▶ Extracted data
------------------------------------------------------------------------

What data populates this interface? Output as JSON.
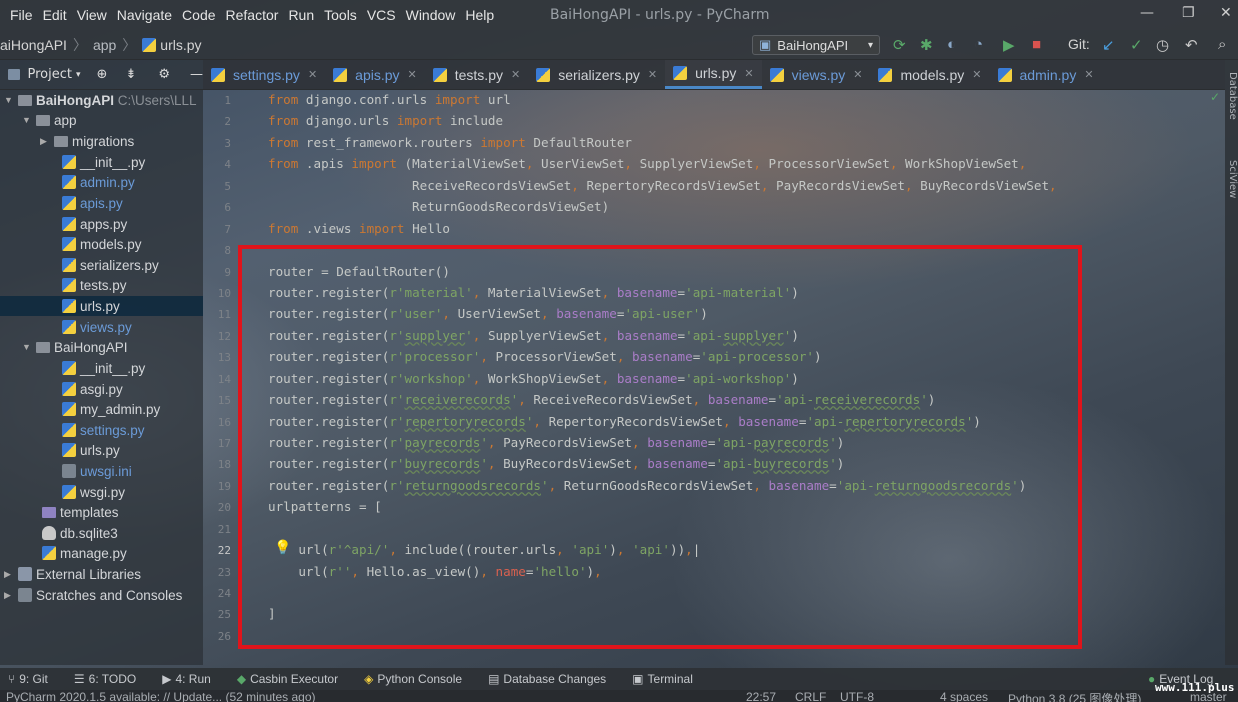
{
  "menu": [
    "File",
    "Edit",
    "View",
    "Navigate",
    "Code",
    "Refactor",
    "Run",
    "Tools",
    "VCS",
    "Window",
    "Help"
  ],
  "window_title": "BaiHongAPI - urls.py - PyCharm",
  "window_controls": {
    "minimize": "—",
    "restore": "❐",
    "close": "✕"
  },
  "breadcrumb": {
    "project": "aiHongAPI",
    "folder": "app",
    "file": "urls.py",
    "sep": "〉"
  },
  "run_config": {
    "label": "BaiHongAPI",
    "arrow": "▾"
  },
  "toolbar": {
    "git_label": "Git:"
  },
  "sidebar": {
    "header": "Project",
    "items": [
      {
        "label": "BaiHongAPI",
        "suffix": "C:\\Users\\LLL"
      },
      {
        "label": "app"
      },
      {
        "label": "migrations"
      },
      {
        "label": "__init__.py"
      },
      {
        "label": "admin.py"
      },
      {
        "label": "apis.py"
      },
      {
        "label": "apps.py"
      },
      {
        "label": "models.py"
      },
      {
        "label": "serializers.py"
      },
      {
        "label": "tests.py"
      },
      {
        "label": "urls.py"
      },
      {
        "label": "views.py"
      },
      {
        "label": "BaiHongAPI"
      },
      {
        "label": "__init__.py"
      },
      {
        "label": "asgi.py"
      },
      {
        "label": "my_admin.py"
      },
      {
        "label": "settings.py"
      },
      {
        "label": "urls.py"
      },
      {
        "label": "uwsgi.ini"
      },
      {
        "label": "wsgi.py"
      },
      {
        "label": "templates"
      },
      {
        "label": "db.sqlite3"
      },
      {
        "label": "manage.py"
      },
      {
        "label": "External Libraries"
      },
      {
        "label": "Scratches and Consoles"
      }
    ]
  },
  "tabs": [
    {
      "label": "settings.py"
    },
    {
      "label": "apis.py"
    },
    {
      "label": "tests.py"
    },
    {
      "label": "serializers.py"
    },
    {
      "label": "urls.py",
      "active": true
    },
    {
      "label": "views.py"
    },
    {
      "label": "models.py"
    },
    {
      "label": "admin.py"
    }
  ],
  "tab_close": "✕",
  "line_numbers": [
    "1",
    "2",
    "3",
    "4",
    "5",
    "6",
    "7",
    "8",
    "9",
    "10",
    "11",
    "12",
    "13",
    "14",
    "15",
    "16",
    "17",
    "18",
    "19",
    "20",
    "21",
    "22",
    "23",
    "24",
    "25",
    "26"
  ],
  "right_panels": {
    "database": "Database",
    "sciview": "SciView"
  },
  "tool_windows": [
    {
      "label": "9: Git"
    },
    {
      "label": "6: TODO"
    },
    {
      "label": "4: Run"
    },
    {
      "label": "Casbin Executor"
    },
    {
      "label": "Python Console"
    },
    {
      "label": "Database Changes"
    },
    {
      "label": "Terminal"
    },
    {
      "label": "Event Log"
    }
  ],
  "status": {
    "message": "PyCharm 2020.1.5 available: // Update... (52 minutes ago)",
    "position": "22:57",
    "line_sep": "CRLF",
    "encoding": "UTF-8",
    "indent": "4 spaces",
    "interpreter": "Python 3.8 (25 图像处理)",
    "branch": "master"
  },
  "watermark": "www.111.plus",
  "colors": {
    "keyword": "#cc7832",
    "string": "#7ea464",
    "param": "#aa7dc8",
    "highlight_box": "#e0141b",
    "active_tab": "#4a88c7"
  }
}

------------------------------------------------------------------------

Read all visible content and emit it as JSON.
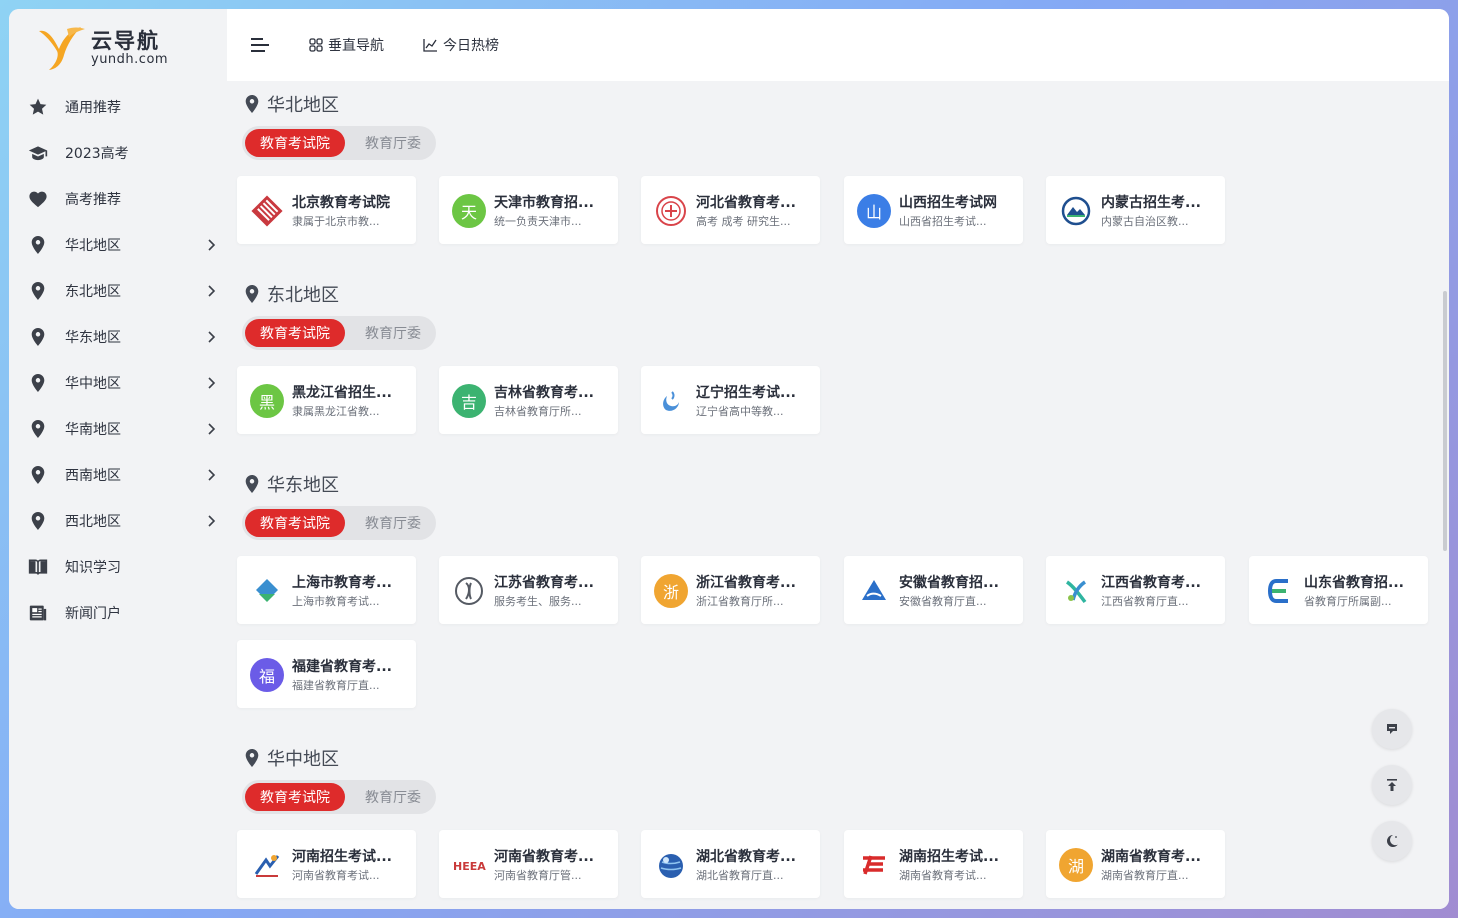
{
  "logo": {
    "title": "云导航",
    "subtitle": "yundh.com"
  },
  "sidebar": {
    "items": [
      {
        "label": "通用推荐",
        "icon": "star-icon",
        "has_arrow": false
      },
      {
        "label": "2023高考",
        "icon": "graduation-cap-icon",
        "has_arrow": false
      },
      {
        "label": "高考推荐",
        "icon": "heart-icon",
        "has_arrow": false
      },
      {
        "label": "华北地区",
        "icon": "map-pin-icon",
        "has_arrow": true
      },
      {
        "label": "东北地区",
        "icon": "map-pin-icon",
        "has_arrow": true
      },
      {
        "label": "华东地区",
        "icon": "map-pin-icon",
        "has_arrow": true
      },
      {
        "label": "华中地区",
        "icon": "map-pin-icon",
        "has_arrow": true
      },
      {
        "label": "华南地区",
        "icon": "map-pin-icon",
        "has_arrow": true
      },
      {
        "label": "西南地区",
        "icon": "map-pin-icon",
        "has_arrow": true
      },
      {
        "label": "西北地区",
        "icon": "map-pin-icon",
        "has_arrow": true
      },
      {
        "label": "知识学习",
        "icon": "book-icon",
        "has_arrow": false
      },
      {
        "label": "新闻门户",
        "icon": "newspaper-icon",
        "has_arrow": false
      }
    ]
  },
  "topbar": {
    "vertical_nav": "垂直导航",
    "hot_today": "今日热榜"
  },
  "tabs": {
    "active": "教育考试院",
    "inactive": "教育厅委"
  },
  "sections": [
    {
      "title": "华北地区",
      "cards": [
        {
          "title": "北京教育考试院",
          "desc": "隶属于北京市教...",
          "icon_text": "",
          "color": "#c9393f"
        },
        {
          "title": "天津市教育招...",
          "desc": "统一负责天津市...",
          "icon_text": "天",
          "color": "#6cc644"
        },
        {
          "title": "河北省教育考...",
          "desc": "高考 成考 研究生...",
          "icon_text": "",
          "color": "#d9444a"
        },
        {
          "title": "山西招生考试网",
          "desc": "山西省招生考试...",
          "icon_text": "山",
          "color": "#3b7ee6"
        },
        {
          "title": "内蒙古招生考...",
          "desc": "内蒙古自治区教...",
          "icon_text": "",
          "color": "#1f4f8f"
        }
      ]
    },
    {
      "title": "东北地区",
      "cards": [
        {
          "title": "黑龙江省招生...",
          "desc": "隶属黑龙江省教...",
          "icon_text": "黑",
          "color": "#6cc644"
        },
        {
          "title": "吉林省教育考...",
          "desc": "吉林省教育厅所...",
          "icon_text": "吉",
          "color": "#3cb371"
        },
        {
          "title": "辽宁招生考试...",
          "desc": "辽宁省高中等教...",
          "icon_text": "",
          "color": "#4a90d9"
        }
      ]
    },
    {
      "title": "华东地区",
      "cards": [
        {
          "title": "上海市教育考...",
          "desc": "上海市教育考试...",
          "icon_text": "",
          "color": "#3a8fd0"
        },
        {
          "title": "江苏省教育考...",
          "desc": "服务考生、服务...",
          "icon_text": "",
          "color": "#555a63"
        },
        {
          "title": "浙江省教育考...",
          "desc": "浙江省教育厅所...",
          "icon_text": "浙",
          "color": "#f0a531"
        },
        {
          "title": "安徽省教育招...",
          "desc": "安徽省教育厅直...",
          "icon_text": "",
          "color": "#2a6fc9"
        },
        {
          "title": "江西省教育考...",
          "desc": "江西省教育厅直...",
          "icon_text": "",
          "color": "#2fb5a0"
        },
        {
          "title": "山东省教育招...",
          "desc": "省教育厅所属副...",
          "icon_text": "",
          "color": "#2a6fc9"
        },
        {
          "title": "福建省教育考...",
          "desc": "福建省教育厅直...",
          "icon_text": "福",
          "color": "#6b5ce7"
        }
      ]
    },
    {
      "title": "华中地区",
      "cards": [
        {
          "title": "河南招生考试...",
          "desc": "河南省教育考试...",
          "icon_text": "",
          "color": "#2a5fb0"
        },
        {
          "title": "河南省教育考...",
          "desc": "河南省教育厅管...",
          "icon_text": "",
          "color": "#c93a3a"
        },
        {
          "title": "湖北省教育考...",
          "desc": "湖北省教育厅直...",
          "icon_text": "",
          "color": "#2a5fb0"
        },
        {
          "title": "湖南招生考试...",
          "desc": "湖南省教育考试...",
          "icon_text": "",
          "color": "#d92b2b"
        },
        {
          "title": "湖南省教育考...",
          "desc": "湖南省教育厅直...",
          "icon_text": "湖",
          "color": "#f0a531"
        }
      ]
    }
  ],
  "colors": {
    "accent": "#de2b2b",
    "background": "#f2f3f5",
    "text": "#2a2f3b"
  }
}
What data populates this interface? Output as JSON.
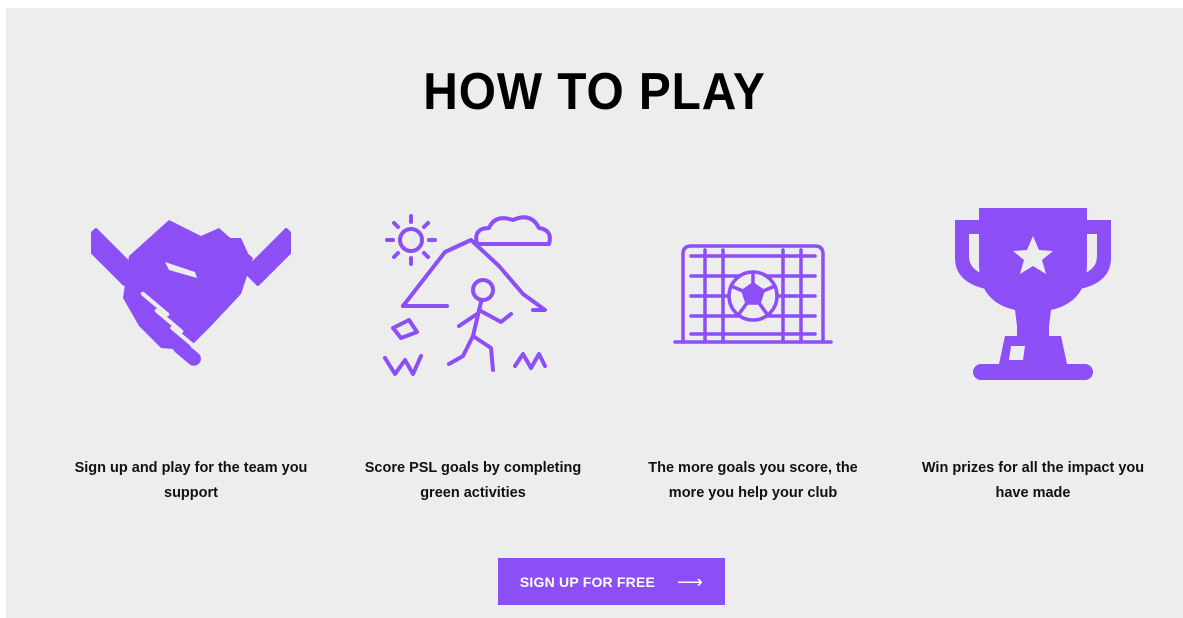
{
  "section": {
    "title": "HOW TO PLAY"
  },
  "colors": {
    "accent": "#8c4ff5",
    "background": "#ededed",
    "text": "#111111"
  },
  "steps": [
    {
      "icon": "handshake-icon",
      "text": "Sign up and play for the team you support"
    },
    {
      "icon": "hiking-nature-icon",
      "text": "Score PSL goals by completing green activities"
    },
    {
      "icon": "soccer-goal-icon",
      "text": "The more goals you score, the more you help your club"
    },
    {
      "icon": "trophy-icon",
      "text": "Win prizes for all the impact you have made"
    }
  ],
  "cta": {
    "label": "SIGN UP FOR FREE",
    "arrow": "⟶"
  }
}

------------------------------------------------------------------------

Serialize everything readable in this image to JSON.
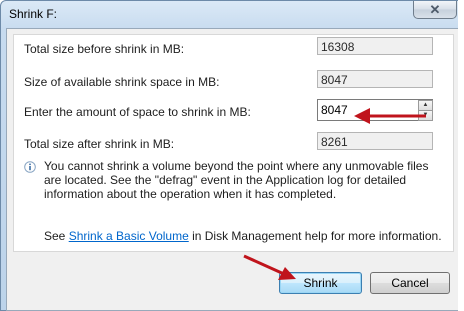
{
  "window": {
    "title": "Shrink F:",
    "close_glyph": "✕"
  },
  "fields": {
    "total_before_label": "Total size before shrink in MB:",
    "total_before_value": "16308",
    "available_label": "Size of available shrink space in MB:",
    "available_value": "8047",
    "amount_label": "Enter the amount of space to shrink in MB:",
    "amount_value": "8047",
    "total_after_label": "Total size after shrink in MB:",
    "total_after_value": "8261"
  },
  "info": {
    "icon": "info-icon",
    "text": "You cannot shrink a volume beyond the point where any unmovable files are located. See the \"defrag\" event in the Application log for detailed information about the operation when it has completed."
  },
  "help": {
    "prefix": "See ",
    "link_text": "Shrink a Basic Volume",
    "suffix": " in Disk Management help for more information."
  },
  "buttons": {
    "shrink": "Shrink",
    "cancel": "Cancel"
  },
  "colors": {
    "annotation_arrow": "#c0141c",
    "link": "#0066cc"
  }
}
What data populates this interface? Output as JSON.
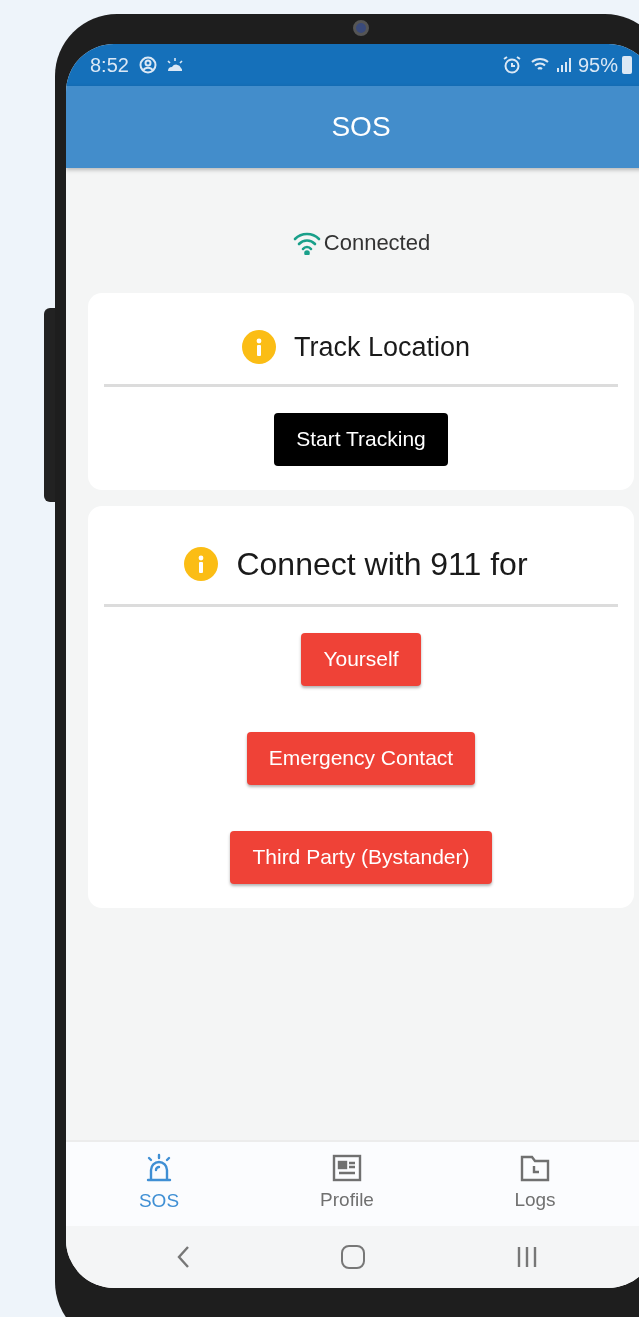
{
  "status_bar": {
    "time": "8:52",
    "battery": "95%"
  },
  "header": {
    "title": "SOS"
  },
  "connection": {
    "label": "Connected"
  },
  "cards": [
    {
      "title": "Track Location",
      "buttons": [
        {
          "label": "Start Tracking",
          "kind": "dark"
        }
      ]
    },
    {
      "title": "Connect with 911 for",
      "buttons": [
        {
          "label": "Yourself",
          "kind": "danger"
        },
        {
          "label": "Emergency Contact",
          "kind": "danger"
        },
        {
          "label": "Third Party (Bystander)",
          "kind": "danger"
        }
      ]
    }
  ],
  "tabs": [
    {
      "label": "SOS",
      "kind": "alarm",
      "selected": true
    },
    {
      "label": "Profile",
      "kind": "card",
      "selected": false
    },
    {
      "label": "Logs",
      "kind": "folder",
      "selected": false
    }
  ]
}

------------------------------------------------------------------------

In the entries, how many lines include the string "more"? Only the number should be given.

2